How does tikz parse the coordinates surrounded by brackets like (2cm, 1cm)
We can disentangle what is going on at the low level. First of all, shift
is defined as
\tikzoption{shift}{\tikz@addtransform{\tikz@scan@one@point\pgftransformshift#1\relax}}%
The macro that does the heavy lifting scanning a point is \tikz@scan@one@point
. The result is a \pgfpoint
which is then passed to \pgftransformshift
. This transformation is then added to the stack of transformations which is managed by \tikz@addtransform
.
The procedure of \tikz@scan@one@point
is a bit more tricky. Here is a tree diagram of what happens inside approximately.
\tikz@scan@one@point

if next character is +
/yes no\
scan relative point 
 
if next character is + 
/yes no\ 
relative to previous relative to first 
\ / 
scan absolute point 

if character is (
/yes no\
 expand tokens (at most 100 times)
 
 valid coordinate found?
 /yes no\
  Give up.
  "Cannot parse this coordinate"
 
 if next character is [
/yes no\
scan until ] and pass to \tikzset 
\ /
if next character is $
/yes no\
< calc library 
if coordinate contains with cs:
/yes no\
parse coordinate system 
if coordinate contains intersection
/yes no\
parse intersection if coordinate contains with 
/yes no\
if coordinate contains  
/yes no\ 
parse  specifier parse  specifier 

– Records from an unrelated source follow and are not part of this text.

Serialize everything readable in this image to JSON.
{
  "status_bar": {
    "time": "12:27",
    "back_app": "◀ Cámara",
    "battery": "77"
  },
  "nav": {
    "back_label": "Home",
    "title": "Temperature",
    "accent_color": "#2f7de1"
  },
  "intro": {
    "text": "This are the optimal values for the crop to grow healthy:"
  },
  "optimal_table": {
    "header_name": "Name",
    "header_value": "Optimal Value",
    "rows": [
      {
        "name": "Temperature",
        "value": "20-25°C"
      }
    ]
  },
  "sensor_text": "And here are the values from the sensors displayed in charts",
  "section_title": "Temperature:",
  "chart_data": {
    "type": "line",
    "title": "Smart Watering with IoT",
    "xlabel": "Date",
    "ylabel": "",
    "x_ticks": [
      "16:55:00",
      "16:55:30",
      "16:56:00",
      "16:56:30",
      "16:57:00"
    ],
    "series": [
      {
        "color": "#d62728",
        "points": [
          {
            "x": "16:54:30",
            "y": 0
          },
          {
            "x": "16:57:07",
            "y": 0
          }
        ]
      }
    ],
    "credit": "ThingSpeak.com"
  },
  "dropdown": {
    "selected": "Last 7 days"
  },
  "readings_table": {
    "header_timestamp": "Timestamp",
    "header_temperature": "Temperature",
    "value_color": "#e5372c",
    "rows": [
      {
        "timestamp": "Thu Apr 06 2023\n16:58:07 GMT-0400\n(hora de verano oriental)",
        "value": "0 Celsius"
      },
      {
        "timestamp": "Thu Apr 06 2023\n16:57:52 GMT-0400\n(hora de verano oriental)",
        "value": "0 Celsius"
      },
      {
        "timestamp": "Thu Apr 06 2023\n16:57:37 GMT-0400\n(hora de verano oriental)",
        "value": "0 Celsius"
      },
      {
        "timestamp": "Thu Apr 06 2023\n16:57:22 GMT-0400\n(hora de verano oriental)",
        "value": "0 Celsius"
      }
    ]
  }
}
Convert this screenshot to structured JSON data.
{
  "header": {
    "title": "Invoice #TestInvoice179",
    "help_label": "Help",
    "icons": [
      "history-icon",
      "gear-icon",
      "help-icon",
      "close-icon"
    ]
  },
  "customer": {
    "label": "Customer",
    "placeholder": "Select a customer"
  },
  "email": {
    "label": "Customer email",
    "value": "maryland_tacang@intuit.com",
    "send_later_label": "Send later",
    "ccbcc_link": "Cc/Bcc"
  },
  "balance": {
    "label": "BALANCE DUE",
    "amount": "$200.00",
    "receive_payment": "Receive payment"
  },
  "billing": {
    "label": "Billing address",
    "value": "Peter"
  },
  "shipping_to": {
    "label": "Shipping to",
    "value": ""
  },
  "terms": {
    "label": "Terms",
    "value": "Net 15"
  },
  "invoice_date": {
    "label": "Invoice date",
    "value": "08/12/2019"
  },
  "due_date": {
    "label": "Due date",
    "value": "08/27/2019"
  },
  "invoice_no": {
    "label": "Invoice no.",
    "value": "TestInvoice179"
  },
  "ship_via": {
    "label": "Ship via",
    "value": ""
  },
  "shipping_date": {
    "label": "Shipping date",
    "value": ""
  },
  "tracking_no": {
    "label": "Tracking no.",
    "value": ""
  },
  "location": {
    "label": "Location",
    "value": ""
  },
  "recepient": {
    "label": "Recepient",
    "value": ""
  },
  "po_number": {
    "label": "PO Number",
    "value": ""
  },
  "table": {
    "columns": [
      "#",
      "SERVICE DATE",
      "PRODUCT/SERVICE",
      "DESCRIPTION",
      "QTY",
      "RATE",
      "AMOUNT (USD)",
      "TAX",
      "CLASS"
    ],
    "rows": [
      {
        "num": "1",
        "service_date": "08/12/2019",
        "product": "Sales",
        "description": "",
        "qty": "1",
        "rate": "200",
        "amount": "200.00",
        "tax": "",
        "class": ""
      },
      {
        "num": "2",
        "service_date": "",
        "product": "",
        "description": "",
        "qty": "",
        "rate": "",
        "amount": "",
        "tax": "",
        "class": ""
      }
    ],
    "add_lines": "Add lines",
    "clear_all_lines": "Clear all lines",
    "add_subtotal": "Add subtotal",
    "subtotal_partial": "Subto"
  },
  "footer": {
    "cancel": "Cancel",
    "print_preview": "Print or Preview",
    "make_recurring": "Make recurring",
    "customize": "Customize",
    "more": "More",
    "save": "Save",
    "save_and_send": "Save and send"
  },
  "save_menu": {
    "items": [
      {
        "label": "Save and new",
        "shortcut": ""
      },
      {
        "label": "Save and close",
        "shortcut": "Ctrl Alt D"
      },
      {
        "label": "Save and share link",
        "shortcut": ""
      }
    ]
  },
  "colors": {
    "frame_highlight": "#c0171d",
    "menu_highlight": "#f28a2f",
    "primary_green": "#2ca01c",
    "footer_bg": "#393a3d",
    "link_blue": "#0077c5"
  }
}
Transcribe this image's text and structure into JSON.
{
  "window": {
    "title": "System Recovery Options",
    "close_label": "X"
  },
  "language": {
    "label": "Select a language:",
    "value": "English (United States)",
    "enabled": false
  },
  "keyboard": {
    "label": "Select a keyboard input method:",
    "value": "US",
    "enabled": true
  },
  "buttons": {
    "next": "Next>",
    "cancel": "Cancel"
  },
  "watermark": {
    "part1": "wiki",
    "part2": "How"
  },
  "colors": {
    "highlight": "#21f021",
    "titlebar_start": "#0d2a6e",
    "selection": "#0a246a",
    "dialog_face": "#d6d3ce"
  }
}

if coordinate contains :
/yes no\
parse polar coordinate 
if coordinate contains ,
/yes no\
parse regular coordinate parse node name
In your case it will descend into the parse regular coordinate
branch, where the point will just be split at the comma and each component will be evaluated with \pgfmathparse
.
Regarding the second part of your question:
And if I want to define a pgfkey with a coordinatelike parameter so that when I pass a string like (2, 3, 4), it is parsed and the values are saved to three macros respectively, is it feasible to imitate the way how tikz handles or are there some other convenient methods?
In this case I think you are better off parsing this by hand, i.e. something along those lines:
\tikzset{
triple/x/.store in=\triplex,
triple/y/.store in=\tripley,
triple/z/.store in=\triplez,
triple/.style args={(#1,#2,#3)}{
triple/x=#1,
triple/y=#2,
triple/z=#3,
}
}
\tikzset{triple={(1,2,3)}}
shift={(1, 1)}
is parsed as
shift by 1*e_1 + 1*e_2 ,
where e_1 and e_2 are the units vectors. This is different from shift={(1cm, 1cm)}
, which produces a shift by 1cm in x direction and 1cm in y directions. In the default setting, e_1=(1cm,0)
and e_2=(0,1cm)
, so both "accidentally" yield the same result. It is really instructive to read this nice answer for that. TikZ also parses and interprets the coordinates in terms of some dimensions that specify their location in screen coordinates in pt.
TikZ does, under some circumstances, store the string that was used to define the coordinate. It works for the
\path (<coord>) coordinate (<A>);
syntax.
\documentclass{article}
\usepackage{tikz}
\begin{document}
\begin{tikzpicture}
\path (2,3,4) coordinate (A) (5,1) coordinate (B);
\coordinate (C) at (5,4,3);
\end{tikzpicture}
\makeatletter
$(A)=\tikz@dcl@coord@A$
$(B)=\tikz@dcl@coord@B$
$(C)=\tikz@dcl@coord@C$
\makeatother
\end{document}
The example also shows that the syntax
\coordinate (C) at (5,4,3);
does not (yet?) work.